## THE PROBLEM
In the listing below, locate the lines that hold the string "title". Copy those lines.

## RECORD EXCERPTS
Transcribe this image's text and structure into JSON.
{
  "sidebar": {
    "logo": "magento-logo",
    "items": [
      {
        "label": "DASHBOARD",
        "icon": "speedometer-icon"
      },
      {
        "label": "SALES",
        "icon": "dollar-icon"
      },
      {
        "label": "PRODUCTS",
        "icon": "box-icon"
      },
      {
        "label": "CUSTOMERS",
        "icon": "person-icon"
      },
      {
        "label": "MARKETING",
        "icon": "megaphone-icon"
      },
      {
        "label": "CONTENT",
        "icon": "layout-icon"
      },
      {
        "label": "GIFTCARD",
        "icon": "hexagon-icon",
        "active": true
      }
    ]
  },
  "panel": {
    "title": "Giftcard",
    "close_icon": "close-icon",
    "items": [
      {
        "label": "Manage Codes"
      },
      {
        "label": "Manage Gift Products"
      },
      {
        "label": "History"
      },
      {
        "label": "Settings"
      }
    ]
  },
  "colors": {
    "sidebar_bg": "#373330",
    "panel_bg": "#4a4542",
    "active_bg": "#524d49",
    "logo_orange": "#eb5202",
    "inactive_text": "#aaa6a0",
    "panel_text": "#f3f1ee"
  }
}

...

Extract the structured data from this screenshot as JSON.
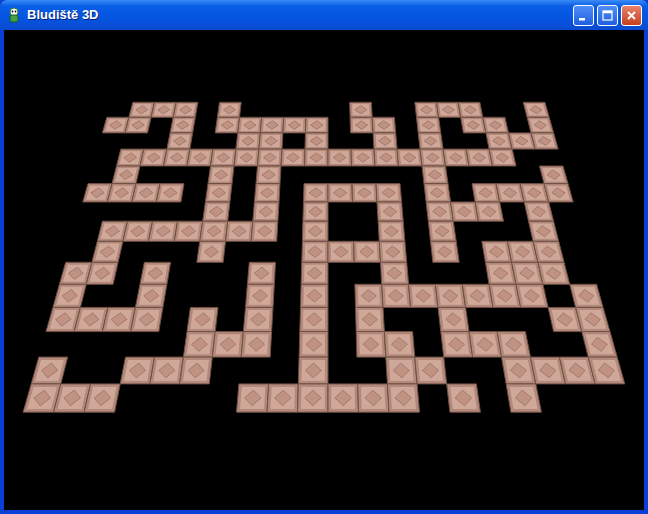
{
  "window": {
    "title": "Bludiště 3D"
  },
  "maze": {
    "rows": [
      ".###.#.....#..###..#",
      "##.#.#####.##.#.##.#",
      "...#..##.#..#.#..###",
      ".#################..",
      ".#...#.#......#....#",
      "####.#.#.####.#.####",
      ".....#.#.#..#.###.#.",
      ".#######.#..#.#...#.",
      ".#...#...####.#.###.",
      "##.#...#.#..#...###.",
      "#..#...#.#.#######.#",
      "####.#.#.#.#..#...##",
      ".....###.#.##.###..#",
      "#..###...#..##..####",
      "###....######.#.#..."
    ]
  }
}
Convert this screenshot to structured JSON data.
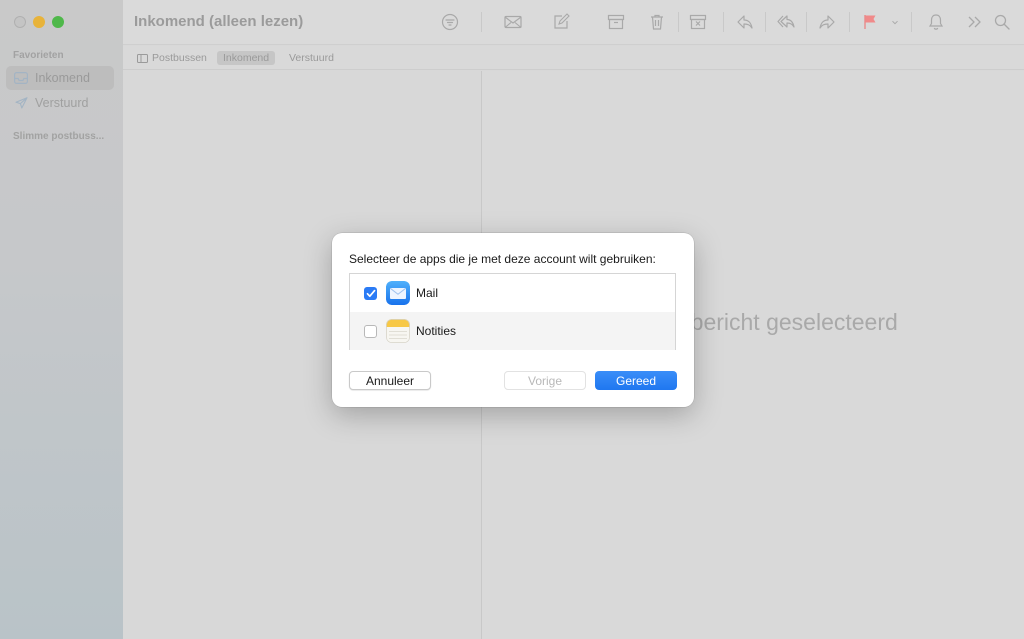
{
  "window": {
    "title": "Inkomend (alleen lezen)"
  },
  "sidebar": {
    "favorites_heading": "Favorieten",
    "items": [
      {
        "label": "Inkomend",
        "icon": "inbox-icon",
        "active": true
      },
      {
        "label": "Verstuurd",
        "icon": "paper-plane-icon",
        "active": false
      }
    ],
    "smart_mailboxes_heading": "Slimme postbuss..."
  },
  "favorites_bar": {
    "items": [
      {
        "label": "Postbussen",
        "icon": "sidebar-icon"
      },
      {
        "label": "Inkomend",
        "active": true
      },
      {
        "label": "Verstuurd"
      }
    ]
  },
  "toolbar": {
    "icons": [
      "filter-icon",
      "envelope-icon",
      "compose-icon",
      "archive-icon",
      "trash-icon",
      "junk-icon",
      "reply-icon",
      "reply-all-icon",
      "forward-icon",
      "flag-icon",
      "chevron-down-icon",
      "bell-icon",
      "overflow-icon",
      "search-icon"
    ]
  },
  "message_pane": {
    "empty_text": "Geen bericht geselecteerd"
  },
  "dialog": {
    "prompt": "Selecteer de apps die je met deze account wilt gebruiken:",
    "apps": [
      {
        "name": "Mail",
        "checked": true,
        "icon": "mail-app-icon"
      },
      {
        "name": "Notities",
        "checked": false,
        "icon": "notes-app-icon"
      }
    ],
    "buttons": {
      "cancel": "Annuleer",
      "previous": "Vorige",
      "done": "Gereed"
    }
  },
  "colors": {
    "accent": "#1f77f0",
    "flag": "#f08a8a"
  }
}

## RESPONSE AREA
    "title": "Giftcard",
    "title": "Bludiště 3D"
    "title": "Inkomend (alleen lezen)"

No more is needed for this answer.